A new study entitled “Outcomes of Bariatric Surgery in patients with inflammatory bowel disease” and published in Obesity Surgery, describes the safety, feasibility and efficacy of bariatric surgery in obesity patients suffering from IBD.
The consequences and complications of obesity in IBD patients are important research topics, since its prevalence in obese patients has risen in recent decades. Surgical procedures are common in the management of IBD and the difficult nature of such procedures is further complicated by obesity due to anatomical and obesity-related complications that lead to difficult post-operative recovery. Weight loss might offer a major benefit to facilitate IBD interventions, and bariatric surgery is the most effective measure to achieve weight loss and overcome obesity comorbidities. Another advantage of these surgeries is the reduction of pro-inflammatory response exacerbated by obesity. This study is important in determining the consequences these surgical procedures have in mitigating IBD in obese patients, an assessment that, according to the researchers, hasn’t been studied before.

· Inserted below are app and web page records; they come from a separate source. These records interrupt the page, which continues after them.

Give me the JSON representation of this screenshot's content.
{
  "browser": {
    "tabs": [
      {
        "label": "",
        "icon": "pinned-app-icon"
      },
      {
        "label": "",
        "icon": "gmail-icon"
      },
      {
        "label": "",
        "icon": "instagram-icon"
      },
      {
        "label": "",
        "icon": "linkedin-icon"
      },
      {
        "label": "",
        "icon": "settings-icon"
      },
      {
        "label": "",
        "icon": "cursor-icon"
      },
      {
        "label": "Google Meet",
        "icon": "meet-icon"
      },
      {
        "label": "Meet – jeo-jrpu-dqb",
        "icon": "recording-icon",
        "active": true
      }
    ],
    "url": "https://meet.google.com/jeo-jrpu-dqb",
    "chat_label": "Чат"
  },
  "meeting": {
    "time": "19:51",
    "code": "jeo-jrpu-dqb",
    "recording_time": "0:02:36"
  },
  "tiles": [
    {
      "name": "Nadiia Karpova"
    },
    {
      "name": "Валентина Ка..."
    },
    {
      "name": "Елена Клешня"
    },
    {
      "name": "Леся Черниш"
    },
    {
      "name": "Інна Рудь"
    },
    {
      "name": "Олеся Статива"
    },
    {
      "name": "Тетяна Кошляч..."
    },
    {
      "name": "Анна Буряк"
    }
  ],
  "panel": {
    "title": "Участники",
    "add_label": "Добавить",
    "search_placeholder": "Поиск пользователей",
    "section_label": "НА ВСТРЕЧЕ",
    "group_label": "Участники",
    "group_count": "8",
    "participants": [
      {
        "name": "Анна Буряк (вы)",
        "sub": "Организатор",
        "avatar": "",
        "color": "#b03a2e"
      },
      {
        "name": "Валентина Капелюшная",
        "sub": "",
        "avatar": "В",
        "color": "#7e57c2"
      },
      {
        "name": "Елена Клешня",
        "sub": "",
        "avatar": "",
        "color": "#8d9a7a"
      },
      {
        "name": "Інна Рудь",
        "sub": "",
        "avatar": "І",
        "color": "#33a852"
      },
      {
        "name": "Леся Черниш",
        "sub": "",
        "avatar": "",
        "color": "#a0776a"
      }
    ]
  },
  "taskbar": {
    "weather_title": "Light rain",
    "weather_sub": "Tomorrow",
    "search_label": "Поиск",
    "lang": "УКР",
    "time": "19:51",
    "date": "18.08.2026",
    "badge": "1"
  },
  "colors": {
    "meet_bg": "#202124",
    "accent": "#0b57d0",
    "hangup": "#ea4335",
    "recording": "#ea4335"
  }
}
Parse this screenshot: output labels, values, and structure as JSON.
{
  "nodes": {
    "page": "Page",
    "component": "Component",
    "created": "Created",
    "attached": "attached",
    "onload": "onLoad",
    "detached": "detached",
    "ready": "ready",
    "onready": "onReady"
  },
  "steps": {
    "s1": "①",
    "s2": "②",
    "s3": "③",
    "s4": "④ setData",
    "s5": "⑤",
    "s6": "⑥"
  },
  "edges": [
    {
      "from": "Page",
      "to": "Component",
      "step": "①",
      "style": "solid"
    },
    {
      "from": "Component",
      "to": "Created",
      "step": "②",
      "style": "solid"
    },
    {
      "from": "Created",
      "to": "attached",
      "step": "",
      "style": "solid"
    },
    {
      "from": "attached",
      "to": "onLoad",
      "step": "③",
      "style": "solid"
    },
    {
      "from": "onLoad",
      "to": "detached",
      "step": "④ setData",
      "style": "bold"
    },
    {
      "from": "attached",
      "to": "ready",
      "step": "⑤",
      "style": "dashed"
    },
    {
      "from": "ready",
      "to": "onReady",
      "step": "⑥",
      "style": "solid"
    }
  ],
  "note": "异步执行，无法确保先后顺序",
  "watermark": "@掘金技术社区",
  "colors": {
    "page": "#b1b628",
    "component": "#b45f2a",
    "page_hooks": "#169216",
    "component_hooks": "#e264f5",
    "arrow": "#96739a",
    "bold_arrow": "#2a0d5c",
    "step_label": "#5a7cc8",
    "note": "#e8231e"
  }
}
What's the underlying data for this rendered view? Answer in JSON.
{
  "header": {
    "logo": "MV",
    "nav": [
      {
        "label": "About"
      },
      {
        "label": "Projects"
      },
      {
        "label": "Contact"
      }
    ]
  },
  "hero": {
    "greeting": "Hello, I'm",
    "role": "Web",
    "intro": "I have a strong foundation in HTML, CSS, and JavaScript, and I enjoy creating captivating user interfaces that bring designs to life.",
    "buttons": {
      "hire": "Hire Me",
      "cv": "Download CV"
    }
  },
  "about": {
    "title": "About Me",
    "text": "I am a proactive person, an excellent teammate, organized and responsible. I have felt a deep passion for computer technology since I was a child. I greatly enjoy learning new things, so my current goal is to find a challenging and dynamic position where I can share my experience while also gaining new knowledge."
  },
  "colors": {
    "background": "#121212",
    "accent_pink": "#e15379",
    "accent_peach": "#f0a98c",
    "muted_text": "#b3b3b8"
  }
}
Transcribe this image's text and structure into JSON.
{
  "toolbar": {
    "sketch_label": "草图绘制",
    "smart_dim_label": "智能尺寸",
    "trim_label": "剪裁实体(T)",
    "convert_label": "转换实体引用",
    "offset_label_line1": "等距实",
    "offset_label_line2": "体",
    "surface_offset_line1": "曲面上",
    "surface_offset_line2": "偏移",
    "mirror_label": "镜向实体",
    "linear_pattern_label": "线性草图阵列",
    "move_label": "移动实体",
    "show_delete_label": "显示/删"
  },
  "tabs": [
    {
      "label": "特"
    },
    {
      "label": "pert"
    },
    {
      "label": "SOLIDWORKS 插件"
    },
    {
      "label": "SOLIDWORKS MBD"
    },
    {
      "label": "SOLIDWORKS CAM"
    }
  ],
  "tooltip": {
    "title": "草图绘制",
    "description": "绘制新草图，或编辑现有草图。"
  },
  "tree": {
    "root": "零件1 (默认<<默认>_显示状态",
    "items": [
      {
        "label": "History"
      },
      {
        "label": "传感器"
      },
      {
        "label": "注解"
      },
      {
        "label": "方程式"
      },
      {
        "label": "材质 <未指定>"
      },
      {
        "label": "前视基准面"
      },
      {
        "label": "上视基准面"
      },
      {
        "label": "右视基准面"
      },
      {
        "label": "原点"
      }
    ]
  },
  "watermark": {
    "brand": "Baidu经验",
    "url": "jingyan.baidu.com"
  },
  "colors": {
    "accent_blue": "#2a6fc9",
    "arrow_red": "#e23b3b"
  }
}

Researchers gathered and analyzed medical data from 20 inflammatory bowel disease (IBD) patients, 13 suffering from ulcerative colitis (UC) and 7 suffering from Crohn’s disease (CD), which underwent bariatric surgery. Due to limited literature on this subject, researchers highlight that the conclusions drawn from this study are mostly from small case reports. A large number of variables were evaluated, such as body mass index (BMI), sex, age, IBD severity, type of surgery, complication events, among others. Importantly, improvement of IBD-related symptoms was also assessed.
From the sample of patients, 9 underwent sleeve gastrectomy, 7 underwent gastric bypass, gastric banding was performed on 3 patients and 1 underwent revisional procedure. Early complications derived from surgeries included dehydration (5 patients), pulmonary embolism (1 patients) and wound infection (1 patient). In a longer follow up, complications included pancreatitis (2), ventral hernia (2), and marginal ulcer (1). Six years after surgery, one of the patients died due to metastatic renal cell carcinoma. In the evaluation of improvement of IBD related symptoms, the scientists excluded cases of cure and long-term remission prior to the surgery, concluding that 9 out of the 10 eligible patients, including one UC patient that experienced acute exacerbation after surgery, experienced improvements regarding IBD gastrointestinal symptoms.
Researchers conclude that bariatric surgical procedures are indeed feasible and safe, and might be effective in alleviating IBD-related symptoms in obese patients, besides the obvious weight loss.